For brothers and U.S. Army paratroopers Bermel and Nighel Agrippa, the road to settling down in the United States has taken a detour that brought them to this desert military camp.
Less than two years ago, Bermel, 32, and Nighel, 29, were living in their native Guyana when they received notice from U.S. immigration officials that they had been granted visas to live and work in the United States--something they had been seeking since the mid-1980s.
Although Bermel had a good job as an Internet technology consultant and Nighel had steady work as a customs officer, they decided that moving to the United States offered them a chance at school and improving their lives.
"I knew that once I got to America that I would have to start from scratch," Bermel said as he took a break from his job as a generator mechanic at the 82nd Airborne Division's camp in Kuwait. "But I thought that at this point, I would be going to school."
Instead, Bermel and Nighel, who also is a generator mechanic with the 82nd Airborne, are readying themselves for a possible war in Iraq. They are among more than 3,000 soldiers at the camp who could be called on to make the division's first combat parachute assault since the invasion of Panama in 1989, when President Manuel Noriega was ousted.
The Agrippas, who have to wait about 3 1/2 years before they are eligible to apply for citizenship, are believed to be the only brothers serving the division in Kuwait, 82nd Airborne officials said.
Sgt. Eric Foltz said foreign soldiers are rare in the Army, and non-citizen brothers joining a unit together is unheard of.
"What they are doing is a good way to show their loyalty to their new country," Foltz said. "It's too bad that more native-borns don't follow the Agrippas' example."
The Agrippa brothers arrived in August 2001 in Miami, where their mother had settled several years earlier. They hoped to find work quickly, save some money and eventually become citizens.
But with the Sept. 11 attacks, the economy faltered and the brothers said they could not find even menial labor.
Weeks after the attacks, Bermel was out with his mother when he saw a soldier in another car.
"When I saw that solider, I thought that the military must have something for me," he said.
He had his mother drive him directly to the nearest Army recruitment office and signed up on the spot.
"I remember I was sitting there and listening to music when he told me. I couldn't believe it," Nighel recalled. "He came home and said to me, `I've joined the Army.' I thought to myself, `What has my brother done?'"
But about two hours after Bermel had enlisted, Nighel was at the recruitment office.
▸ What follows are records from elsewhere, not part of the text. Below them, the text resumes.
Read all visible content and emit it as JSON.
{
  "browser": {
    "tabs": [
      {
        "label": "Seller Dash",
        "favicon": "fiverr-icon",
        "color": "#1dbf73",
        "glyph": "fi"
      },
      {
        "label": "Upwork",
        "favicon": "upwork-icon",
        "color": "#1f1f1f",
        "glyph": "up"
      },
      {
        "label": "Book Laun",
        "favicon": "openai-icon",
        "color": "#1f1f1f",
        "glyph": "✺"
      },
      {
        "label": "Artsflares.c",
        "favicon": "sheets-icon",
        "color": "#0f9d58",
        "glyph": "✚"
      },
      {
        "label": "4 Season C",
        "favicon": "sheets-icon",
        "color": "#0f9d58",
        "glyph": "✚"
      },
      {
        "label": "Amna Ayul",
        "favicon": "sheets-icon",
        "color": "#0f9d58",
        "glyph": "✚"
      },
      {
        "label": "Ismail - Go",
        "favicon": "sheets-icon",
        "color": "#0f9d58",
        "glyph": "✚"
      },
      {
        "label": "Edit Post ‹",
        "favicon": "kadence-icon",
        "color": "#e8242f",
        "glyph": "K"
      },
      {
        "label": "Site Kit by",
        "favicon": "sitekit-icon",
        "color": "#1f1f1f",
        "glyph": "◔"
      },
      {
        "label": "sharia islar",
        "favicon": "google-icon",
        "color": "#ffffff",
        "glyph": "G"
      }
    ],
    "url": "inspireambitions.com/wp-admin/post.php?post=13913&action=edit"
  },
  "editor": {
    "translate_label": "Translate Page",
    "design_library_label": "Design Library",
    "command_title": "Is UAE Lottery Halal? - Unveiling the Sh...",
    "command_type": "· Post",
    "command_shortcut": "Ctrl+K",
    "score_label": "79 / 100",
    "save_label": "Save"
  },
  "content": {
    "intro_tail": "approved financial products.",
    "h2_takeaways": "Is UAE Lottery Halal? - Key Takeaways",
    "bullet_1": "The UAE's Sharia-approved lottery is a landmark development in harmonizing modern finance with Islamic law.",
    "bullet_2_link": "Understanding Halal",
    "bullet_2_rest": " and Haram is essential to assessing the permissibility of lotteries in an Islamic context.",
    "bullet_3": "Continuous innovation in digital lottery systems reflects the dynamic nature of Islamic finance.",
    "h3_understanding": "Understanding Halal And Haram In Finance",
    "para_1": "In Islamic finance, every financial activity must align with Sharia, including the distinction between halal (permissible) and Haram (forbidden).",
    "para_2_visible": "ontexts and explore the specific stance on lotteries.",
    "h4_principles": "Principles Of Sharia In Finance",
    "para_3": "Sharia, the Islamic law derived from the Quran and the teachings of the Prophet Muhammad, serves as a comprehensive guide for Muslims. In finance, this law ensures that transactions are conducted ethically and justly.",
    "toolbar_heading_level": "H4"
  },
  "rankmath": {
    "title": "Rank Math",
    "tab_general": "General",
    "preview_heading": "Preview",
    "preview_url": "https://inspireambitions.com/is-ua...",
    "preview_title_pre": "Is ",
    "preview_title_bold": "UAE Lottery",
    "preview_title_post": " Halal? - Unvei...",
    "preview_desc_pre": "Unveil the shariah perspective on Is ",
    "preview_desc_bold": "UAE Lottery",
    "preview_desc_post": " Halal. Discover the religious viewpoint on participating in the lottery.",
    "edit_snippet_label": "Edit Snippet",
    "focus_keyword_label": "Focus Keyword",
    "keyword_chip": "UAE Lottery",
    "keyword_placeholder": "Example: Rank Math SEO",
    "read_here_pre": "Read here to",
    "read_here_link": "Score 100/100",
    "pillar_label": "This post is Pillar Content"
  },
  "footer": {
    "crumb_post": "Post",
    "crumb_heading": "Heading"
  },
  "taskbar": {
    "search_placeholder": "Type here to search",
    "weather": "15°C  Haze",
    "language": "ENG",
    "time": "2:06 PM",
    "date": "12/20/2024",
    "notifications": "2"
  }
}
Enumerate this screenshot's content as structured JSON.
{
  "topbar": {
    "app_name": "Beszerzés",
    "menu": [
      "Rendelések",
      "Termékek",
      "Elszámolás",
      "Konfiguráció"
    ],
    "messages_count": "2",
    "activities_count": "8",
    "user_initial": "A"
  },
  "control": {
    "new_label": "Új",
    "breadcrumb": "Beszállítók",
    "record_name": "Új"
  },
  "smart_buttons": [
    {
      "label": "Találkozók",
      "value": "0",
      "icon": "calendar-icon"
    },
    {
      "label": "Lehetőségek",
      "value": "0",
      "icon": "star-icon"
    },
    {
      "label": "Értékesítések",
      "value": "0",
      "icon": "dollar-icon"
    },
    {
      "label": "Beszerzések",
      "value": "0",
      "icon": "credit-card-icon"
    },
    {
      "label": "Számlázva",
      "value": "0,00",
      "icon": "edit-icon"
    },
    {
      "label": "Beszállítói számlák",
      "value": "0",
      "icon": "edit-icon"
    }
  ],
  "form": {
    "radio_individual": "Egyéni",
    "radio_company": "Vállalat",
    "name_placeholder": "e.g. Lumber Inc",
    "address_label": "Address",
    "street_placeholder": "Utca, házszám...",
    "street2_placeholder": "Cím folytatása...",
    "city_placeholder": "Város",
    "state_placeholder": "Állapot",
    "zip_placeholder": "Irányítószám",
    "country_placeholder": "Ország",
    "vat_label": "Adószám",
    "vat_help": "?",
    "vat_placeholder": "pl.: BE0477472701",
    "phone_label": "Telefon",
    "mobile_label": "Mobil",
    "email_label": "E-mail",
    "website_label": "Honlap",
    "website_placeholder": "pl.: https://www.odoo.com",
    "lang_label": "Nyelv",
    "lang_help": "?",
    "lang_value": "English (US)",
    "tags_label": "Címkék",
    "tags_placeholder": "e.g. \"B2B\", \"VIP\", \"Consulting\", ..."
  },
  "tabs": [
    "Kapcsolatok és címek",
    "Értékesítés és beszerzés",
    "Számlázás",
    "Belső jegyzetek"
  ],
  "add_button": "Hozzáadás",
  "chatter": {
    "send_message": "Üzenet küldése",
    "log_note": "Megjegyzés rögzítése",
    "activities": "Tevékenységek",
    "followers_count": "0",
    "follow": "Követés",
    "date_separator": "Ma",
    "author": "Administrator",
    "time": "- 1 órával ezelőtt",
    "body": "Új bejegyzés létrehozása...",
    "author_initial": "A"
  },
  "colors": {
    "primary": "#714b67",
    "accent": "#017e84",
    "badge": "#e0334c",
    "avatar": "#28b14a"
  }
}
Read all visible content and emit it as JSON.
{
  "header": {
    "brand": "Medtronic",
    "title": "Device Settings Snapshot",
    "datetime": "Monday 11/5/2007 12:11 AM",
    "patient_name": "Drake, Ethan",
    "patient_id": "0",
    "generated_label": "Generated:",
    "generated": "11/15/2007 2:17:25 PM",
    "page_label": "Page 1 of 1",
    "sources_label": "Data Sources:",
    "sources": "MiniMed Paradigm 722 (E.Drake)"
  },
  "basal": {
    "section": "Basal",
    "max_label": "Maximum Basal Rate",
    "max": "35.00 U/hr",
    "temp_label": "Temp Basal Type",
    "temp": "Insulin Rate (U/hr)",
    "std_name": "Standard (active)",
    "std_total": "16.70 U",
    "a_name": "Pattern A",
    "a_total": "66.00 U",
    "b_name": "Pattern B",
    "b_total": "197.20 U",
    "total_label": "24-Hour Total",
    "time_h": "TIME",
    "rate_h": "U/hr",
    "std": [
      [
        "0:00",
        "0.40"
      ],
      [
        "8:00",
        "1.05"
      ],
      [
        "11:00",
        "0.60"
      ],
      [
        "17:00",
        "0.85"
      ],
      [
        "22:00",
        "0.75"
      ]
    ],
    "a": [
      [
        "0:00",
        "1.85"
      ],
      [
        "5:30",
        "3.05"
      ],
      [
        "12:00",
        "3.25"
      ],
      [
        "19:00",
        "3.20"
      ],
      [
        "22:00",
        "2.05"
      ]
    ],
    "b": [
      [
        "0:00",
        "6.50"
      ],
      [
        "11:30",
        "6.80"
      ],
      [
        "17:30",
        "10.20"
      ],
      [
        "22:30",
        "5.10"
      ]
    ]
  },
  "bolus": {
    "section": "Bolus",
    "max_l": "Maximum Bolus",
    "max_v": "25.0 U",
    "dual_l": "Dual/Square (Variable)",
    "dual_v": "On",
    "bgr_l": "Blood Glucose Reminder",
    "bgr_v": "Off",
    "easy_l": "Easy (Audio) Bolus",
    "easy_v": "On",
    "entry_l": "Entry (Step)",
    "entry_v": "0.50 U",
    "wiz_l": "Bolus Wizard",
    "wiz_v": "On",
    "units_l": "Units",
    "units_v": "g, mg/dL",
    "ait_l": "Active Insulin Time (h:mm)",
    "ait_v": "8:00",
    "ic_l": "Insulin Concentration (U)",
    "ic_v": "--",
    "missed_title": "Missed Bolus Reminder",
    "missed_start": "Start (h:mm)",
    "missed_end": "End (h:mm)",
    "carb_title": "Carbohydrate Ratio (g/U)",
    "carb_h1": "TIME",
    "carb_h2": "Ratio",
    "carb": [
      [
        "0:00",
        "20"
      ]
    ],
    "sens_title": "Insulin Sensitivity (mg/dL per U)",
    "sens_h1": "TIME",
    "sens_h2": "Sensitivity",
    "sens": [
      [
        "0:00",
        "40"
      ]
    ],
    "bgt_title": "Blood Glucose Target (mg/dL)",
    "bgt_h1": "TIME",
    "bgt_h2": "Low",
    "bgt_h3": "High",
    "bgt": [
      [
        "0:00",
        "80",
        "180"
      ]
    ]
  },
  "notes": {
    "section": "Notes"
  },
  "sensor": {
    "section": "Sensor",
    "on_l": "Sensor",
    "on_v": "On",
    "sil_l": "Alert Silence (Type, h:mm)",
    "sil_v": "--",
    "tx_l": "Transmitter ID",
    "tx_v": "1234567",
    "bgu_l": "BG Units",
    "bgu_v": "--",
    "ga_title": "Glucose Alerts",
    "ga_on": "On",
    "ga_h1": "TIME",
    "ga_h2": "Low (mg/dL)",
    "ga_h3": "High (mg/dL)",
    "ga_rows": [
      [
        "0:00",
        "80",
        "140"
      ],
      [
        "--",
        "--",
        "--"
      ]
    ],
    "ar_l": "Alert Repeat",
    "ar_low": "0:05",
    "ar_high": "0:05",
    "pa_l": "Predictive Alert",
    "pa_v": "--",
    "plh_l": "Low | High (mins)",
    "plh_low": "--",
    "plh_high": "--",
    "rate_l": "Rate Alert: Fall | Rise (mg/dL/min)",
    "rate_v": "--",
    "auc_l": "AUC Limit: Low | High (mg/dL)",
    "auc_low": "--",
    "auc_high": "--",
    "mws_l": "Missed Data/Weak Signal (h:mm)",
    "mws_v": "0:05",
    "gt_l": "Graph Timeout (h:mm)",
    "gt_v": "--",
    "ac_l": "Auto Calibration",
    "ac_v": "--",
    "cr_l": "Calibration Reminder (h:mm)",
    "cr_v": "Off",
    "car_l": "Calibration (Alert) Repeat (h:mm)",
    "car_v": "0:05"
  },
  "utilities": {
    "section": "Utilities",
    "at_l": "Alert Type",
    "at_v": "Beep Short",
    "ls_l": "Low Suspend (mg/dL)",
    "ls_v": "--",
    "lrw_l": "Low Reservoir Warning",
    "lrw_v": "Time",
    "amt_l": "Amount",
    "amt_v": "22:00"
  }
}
A few months later the two were off to basic training at Ft. Benning, Ga., and then to jump school in Aberdeen, Md., before being stationed at the 82nd Airborne's headquarters at Ft. Bragg, N.C.
Their tour in Kuwait marks the first time since joining the military that they have not roomed together.
Both brothers have wives in Guyana whom they have been trying to bring to the United States. They said it has been difficult to get their wives and Nighel's child into the country because immigration rules have tightened since Sept. 11. They are trying to prove to INS officials that they can support their families.
The deployment also has caused strain on their family, the brothers said.
They said their mother, Willa Christiani, is worried that she might lose both of them to a war that she opposes.
"She doesn't think there is anything in this war that is worth fighting for," Bermel said.
Christiani said she worries for her sons' safety and wishes the Army would have kept at least one of them in the United States. Nevertheless, she said she understands they have to do their duty.
"I, of course, hope that a war doesn't happen and they are able to come home without any fighting," Christiani said. "I understand that it is their turn to go. But why do they have to send them both?"
Nighel said he enjoys having Bermel so close at Champion Main, the headquarters where the division's 2nd Brigade combat team is stationed, but he wishes his big brother were back home.
"I wish he was back at Bragg," Nighel said. "When this finally starts, it's going to be real--a real war--not something on TV. I don't want to have to wonder if my brother is safe when we move forward."Copyright © 2015, Los Angeles Times